Santa Catalina Island Hotels

Links                 

Whale Rescue  Help Stop the Hunt

Orcas, or killer whales, are the largest of the dolphins and one of the world's most powerful predators. They feast on marine mammals such as seals, sea lions, and even whales, employing teeth that can be four inches (ten centimeters) long. They are known to grab seals right off the ice. They also eat fish, squid, and seabirds.

Though they often frequent cold, coastal waters, orcas can be found from the polar regions to the Equator.

Killer whales hunt in deadly pods, family groups of up to 40 individuals. There appear to be both resident and transient pod populations of killer whales. These different groups may prey on different animals and use different techniques to catch them. Resident pods tend to prefer fish, while transient pods target marine mammals. All pods use effective, cooperative hunting techniques that some liken to the behavior of wolf packs.

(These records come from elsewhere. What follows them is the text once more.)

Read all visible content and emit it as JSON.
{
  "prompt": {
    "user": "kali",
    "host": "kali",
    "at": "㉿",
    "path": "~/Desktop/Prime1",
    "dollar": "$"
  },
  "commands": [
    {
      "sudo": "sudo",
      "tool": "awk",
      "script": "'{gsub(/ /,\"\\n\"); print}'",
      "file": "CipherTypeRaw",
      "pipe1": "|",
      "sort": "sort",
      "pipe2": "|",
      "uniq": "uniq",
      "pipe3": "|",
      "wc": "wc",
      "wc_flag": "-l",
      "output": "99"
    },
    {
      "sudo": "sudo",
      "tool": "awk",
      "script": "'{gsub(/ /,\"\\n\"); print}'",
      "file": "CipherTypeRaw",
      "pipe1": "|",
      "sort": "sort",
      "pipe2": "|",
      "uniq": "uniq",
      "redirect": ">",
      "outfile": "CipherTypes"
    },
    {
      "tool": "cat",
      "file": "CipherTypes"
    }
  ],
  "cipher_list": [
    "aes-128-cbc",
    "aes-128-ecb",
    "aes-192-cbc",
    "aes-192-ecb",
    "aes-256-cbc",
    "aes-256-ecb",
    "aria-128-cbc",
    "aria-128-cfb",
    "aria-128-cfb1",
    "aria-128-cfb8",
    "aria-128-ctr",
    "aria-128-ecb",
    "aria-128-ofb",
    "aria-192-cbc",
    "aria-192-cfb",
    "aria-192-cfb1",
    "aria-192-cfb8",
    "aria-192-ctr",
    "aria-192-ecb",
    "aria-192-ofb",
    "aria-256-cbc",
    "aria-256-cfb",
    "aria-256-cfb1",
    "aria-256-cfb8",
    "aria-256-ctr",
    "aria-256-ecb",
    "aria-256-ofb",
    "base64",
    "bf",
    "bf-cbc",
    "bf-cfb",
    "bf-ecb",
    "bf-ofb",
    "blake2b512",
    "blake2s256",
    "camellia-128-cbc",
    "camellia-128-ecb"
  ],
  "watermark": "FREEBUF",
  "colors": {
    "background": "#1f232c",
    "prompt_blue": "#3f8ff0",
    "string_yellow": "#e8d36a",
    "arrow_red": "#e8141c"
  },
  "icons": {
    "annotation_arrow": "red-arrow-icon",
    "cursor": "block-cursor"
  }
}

Whales make a wide variety of communicative sounds, and each pod has distinctive noises that its members will recognize even at a distance. They use echolocation to communicate and hunt, making sounds that travel underwater until they encounter objects, then bounce back, revealing their location, size, and shape.

Killer whales are protective of their young, and other adolescent females often assist the mother in caring for them. Mothers give birth every three to ten years, after a 17-month pregnancy.

Orcas are immediately recognizable by their distinctive black-and-white coloring and are the intelligent, trainable stars of many aquarium shows. Killer whales have never been extensively hunted by humans.

Killer whales need to be free

e-mail info web design /  Pat Igoe

03.10.13